Problem description ▸ Every entry below needs to be repeated exactly as written.

Information shown ▸
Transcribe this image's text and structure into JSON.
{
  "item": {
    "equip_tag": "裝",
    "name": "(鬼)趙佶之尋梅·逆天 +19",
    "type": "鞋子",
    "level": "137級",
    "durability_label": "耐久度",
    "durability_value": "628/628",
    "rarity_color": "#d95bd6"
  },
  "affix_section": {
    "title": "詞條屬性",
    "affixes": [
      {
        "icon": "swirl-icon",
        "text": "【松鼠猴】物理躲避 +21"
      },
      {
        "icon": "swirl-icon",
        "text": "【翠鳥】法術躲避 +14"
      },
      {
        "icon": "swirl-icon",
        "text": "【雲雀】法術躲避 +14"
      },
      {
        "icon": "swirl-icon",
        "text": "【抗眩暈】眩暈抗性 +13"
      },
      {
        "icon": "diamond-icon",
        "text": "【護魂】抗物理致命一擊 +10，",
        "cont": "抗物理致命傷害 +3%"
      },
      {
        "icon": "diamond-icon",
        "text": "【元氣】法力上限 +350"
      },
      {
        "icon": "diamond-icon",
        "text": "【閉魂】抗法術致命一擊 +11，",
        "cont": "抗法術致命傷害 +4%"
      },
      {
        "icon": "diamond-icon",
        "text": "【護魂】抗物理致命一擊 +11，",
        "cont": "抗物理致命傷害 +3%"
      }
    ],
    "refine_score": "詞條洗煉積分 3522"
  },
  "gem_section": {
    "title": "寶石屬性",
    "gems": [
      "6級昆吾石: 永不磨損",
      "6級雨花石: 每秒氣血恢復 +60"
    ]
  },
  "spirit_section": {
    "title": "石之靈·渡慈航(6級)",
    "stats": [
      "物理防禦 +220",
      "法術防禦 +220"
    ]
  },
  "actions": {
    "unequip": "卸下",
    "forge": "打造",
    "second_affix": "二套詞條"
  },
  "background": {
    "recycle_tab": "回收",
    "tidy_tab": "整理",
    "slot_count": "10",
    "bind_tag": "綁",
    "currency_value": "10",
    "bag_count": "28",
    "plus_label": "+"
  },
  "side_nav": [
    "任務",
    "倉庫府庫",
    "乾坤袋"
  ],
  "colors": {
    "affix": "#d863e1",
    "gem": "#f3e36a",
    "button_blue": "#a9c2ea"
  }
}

Worked solution ▸
Transcribe this image's text and structure into JSON.
{
  "item": {
    "equip_tag": "裝",
    "name": "(鬼)趙佶之尋梅·逆天 +19",
    "type": "鞋子",
    "level": "137級",
    "durability_label": "耐久度",
    "durability_value": "628/628",
    "rarity_color": "#d95bd6"
  },
  "affix_section": {
    "title": "詞條屬性",
    "affixes": [
      {
        "icon": "swirl-icon",
        "text": "【松鼠猴】物理躲避 +21"
      },
      {
        "icon": "swirl-icon",
        "text": "【翠鳥】法術躲避 +14"
      },
      {
        "icon": "swirl-icon",
        "text": "【雲雀】法術躲避 +14"
      },
      {
        "icon": "swirl-icon",
        "text": "【抗眩暈】眩暈抗性 +13"
      },
      {
        "icon": "diamond-icon",
        "text": "【護魂】抗物理致命一擊 +10，",
        "cont": "抗物理致命傷害 +3%"
      },
      {
        "icon": "diamond-icon",
        "text": "【元氣】法力上限 +350"
      },
      {
        "icon": "diamond-icon",
        "text": "【閉魂】抗法術致命一擊 +11，",
        "cont": "抗法術致命傷害 +4%"
      },
      {
        "icon": "diamond-icon",
        "text": "【護魂】抗物理致命一擊 +11，",
        "cont": "抗物理致命傷害 +3%"
      }
    ],
    "refine_score": "詞條洗煉積分 3522"
  },
  "gem_section": {
    "title": "寶石屬性",
    "gems": [
      "6級昆吾石: 永不磨損",
      "6級雨花石: 每秒氣血恢復 +60"
    ]
  },
  "spirit_section": {
    "title": "石之靈·渡慈航(6級)",
    "stats": [
      "物理防禦 +220",
      "法術防禦 +220"
    ]
  },
  "actions": {
    "unequip": "卸下",
    "forge": "打造",
    "second_affix": "二套詞條"
  },
  "background": {
    "recycle_tab": "回收",
    "tidy_tab": "整理",
    "slot_count": "10",
    "bind_tag": "綁",
    "currency_value": "10",
    "bag_count": "28",
    "plus_label": "+"
  },
  "side_nav": [
    "任務",
    "倉庫府庫",
    "乾坤袋"
  ],
  "colors": {
    "affix": "#d863e1",
    "gem": "#f3e36a",
    "button_blue": "#a9c2ea"
  }
}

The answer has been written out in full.